Site 20 looked great, but was very busy. We ate a snack and plowed across the lake to Site 13, halfway across two fast paddlers blew by us and claimed it first. That was a bit of a dick move, but we headed to Site 14 and saw it was empty and perfect. We had an amazing view of the Wavy Range, and once the rain stopped we even enjoyed ourselves!
Since the weather wasn’t great I put the family to work. Erik had small tasks like filling our water jugs, and I taught Anita how to make a fire in the rain. She loved this, and happily took care of her flaming baby while I chopped wood endlessly. You know the expression, never bring a knife to a gunfight? Well, don’t bring a hatchet to Murtle. bring a splitting axe. The ranger fells trees that need felling and leaves logs for campers to use. This is preferred to having everyone forage for branches, which often enough means people will rip living trees apart. These logs were impossible to split with the hatchet, and I had to resort to hacking off chunks. 20 minutes of hacking meant 40 minutes of fire, and it rained the first few days. Phew.
By Day 3 the weather still wasn’t cooperating. We stayed another night and celebrated my birthday, yay! Erik surprised me with an amazing treasure hunt (caramels) and I ate like a king the rest of the day. Anita made me a birthday cake! A birthday cake on a camping trip!
On Day 4 we packed up and headed out. The weather wasn’t that great but it wasn’t pouring and we were alive. We headed South and kept to shore right, then turned West to what looked like a few islands off in the distance. One of them promised to have a campsite, and that was our goal. Just before turning West we could see an ugly pile of whitecaps and churning water coming from that end of the lake. We took a minute to pull over and pee and get more water, and to ask ourselves if we were ready to do battle with the wind. Anita was gung-ho, Erik was excited (of course, he wasn’t paddling!) and I’ll go anywhere. We rounded the corner and took a pounding, but made our way slowly into the wind to the islands.

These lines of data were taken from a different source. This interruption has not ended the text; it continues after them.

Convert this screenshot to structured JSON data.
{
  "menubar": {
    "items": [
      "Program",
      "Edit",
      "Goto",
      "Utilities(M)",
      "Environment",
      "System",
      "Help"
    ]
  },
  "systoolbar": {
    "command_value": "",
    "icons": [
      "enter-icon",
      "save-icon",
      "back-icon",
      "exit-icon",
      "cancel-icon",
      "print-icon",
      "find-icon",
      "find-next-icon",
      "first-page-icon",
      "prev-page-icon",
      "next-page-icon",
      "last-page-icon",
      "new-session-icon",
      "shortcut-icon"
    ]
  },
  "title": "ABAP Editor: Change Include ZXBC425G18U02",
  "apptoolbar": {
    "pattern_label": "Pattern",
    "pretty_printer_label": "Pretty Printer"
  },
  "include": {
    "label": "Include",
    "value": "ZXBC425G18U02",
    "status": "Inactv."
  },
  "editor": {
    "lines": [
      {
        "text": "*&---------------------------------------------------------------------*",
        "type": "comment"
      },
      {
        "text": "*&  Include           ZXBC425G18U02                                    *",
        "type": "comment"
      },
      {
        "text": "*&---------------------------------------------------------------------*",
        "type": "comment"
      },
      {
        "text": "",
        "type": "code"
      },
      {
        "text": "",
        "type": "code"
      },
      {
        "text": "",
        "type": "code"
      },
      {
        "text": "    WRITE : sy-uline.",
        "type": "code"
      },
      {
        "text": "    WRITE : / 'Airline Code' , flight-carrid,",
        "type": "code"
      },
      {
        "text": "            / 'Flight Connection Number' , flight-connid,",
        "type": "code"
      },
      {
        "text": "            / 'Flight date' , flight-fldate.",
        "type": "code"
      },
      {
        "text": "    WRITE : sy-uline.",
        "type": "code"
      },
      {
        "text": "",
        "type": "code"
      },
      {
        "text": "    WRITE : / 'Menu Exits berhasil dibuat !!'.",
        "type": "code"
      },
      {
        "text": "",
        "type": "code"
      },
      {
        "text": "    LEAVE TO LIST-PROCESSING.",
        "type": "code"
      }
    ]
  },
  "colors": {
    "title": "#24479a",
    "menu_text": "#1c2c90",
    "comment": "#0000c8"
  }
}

Once we got there the wind died down, of course, and the sun came out. We planted our flag and made this our home for the next two nights, and it was worth the fight with the wind.